Following the 2008 recession, the Obama administration oversaw a consistent decline in unemployment and steady job growth. By the time he left office, the economy was stable with an unemployment rate of 4.7 percent — down more than 5 points from a 2009 peak.
Although the economy was stable, it was nothing to write home about. Under Trump, women, black Americans, Hispanic Americans and veterans have all seen historically low unemployment. The stock market hit all-time highs. The GDP grew at rates economists didn’t think were possible.
While Trump’s claim that the economy is the “best it’s ever been” may be exaggerated, he is still presiding over one of the best economies in the history of the United States — even if Democrats want to say otherwise.
Obama’s recovery was the slowest since WWII.
Many Democrats have been quick to say that Trump is riding on the coattails of Obama’s economic recovery, but none of them mention how incredibly slow that recovery was. As Forbes points out, Obama oversaw a jobs increase of just 1.72 percent in his first three years following the recession. For comparison’s sake, former President Ronald Reagan oversaw a jobs increase of 8.97 percent in three years.
In the same vein, Obama saw a GDP per capita growth of 4.34 percent — lower than that of Reagan, George H.W. Bush, Bill Clinton, and George W. Bush.
Obama claimed 2 percent economic growth was the “new normal.”
On the note of slow growth, Obama claimed that the stagnant economic growth the U.S. faced under his leadership was the “new normal” because of the changes to the global economy. In 2010, the president was trying to sell the American people on the idea that businesses were just becoming used to operating with fewer employees because of corporate greed.
Under Trump, Americans have seen quarterly economic growth rates top 4 percent — shattering Obama’s “new normal.”
Obama thought Trump needed a “magic wand” to bring back jobs.
Not only did Obama think lethargic economic growth was America’s “new normal,” he didn’t even think it was possible for some jobs to return to the U.S. Following the recession, many American companies either automated away jobs or sent them overseas. When asked about this, Obama claimed Trump would need a “magic wand” to get those jobs back.
Watch Obama’s comments:
— PBS NewsHour (@NewsHour) June 2, 2016
“[When Trump says] he’s gonna bring all these jobs back. Well, how exactly are you going to do that? What are you going to do? There’s no answer to it. He just says, ‘I’m going to negotiate a better deal.’ How exactly are you going to negotiate that?
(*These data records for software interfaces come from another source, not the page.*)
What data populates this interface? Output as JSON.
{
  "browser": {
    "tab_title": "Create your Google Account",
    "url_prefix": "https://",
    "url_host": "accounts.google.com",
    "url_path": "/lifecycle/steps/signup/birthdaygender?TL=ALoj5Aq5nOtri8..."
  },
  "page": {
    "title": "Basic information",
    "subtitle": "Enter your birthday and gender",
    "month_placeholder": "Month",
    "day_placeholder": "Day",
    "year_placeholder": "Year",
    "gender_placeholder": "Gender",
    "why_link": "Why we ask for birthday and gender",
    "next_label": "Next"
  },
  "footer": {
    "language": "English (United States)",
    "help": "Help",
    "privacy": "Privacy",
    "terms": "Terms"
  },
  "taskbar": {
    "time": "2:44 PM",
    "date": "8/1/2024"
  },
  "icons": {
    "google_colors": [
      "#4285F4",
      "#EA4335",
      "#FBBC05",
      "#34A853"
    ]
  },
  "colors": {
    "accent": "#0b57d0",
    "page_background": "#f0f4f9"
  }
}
What magic wand do you have?”
Under Trump, manufacturing jobs that needed a “magic wand” to return grew at a rate of 714 percent faster than the did under Obama, as IJR reported.
Trump’s policies have made the economy stronger.
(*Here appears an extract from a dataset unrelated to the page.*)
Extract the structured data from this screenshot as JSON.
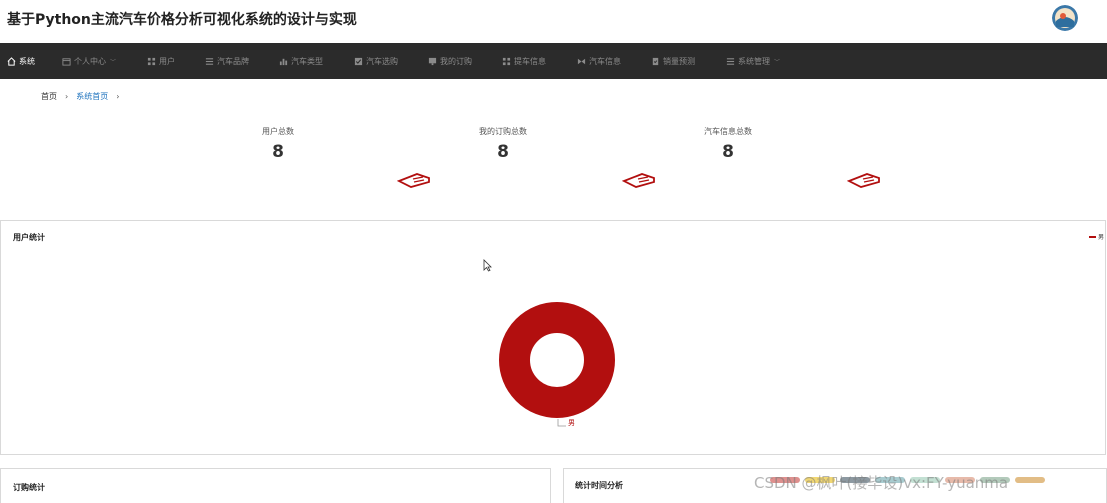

While there are several individual statistics to point to as evidence that Trump has improved the economy in one area or another, it really matters what policies he specifically passed to improve the economy.
Trump has focused on two major areas to improve the economy: regulations and taxes.
For every new business regulation added by the Trump administration, the president vowed to remove two that he found to be unnecessary — a goal he’s outpaced since taking office.
As for taxes, the Republican-led Tax Cuts and Jobs Act of 2017 cut corporate tax rates — which were the highest in the world prior to Trump taking office. Following the tax cuts, more than 800 U.S. companies announced they would be investing in their company with their newly saved tax dollars, including offering wage increases and bonuses to their employees.
While general trends of declining unemployment and increasing jobs were consistent under Obama and Trump, there are several economic metrics that turned around in direct response to Trump’s economic plans. As NPR noted in a report on Trump’s economy, blue-collar jobs, business investment, and small business optimism all skyrocketed when Trump took office.
Obama may have started the economic recovery following the 2008 recession, but to say the current economic boom is just a continuation of that success that was not motivated by Trump’s policies is misleading at its best and partisan lie at its worst.
Please note: This is a commentary piece. The views and opinions expressed within it are those of the author only and do not necessarily reflect the editorial opinion of IJR.